Reclaimed water – risk model

Agricultural irrigation with wastewater is known to occur in many parts of the world. A recent estimate is that worldwide 20 million ha of irrigated agriculture uses raw, treated, and/or partially diluted wastewater.

One of the most economically feasible agricultural uses of reclaimed water is the irrigation of high-value horticultural crops, which typically have high returns per volume of water invested in. But this practice has been approached with trepidation, owing primarily to concerns about risks to human health via contamination of food with pathogenic microorganisms.

It has been impossible to either allay or justify such concerns through traditional hypothesis testing science: infection rates are so low that the sample sizes needed for adequate statistical power render such studies impracticable.

A more pragmatic approach, which has been gaining favor in recent years, is the application of probabilistic models. In the microbiological/human health context this methodology is referred to as quantitative microbial risk assessment (QMRA). It is a powerful tool for estimating order-of-magnitude risks associated with specific scenarios.

The risk of illness to consumers of vegetables irrigated with reclaimed water may be reduced to a negligibly small probability through the implementation of high-technology tertiary treatments and disinfection systems, such as activated carbon, reverse osmosis, membrane filtration, chlorination, ozonation, and UV irradiation. However, such systems are often prohibitively expensive, particularly in developing nations, where only about 10% of wastewater undergoes treatment of any kind

The model presented here provides a useful starting point for managing risks associated with the spray irrigation of certain horticultural crops with secondary effluent. The model covers what would generally be considered to be worst-case scenarios: overhead irrigation and consumption of vegetables raw.


Andrew Hamilton Frank Stagnitti
Robert Premier Anne-Maree Boland
Glenn Hale

Reclaimed water - risk_model
Download 83kb

Abstract :

Quantitative microbial risk assessment models for estimating the annual risk of enteric virus infection associated with consuming raw vegetables that have been overhead irrigated with nondisinfected secondary treated reclaimed water were constructed.

We ran models for several different scenarios of crop type, viral concentration in effluent, and time since last irrigation event.

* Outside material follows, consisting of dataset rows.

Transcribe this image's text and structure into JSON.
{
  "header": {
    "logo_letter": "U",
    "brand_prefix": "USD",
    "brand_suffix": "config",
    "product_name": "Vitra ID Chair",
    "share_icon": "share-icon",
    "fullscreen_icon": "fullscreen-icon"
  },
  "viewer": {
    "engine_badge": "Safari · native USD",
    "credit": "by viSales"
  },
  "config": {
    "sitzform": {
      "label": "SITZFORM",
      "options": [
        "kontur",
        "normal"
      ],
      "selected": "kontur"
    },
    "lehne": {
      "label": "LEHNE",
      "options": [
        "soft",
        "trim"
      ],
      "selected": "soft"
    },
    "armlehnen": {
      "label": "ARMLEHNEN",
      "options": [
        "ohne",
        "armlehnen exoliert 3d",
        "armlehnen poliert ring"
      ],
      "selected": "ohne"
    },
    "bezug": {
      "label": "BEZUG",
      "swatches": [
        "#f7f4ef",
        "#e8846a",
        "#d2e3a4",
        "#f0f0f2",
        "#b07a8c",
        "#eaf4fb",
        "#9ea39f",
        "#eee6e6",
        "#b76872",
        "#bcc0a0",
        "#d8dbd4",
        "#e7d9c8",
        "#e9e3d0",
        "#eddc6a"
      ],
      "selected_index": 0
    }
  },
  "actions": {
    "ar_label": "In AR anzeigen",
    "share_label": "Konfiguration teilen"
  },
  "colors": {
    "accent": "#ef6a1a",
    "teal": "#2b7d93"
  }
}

The mean annual risk of infection was always less for cucumber than for broccoli, cabbage, or lettuce.

Two previously published decay coefficients were used to describe the die-off of viruses in the environment. For all combinations of crop type and effluent quality, application of the more aggressive decay coefficient led to annual risks of infection that satisfied the commonly propounded benchmark of <104, i.e., one infection or less per 10,000 people per year, providing that 14 days had elapsed since irrigation with reclaimed water.

Conversely, this benchmark was not attained for any combination of crop and water quality when this withholding period was 1 day. The lower decay rate conferred markedly less protection, with broccoli and cucumber being the only crops satisfying the 104 standard for all water qualities after a 14-day withholding period.

Sensitivity analyses on the models revealed that in nearly all cases, variation in the amount of produce consumed had the most significant effect on the total uncertainty surrounding the estimate of annual infection risk.

Practices such as subsurface, furrow, or drip irrigation and postharvest washing/disinfection and food preparation could substantially lower risks and need to be considered in future models, particularly for developed nations where these extra risk reduction measures are more common.

Acknowledgments :

This work was supported by Australian Research Council grant LP0455383.

We acknowledge two anonymous growers; one allowed us to harvest the produce free of charge, and the other kindly donated the payment from our harvest to a charity.

We also thank Susan Petterson, Hillel Shuval, and Charles Haas for valuable comments on a draft of this paper.

We are grateful to David Vose for his advice and for suggesting the use of the -binomial dose-response model

^ Back to top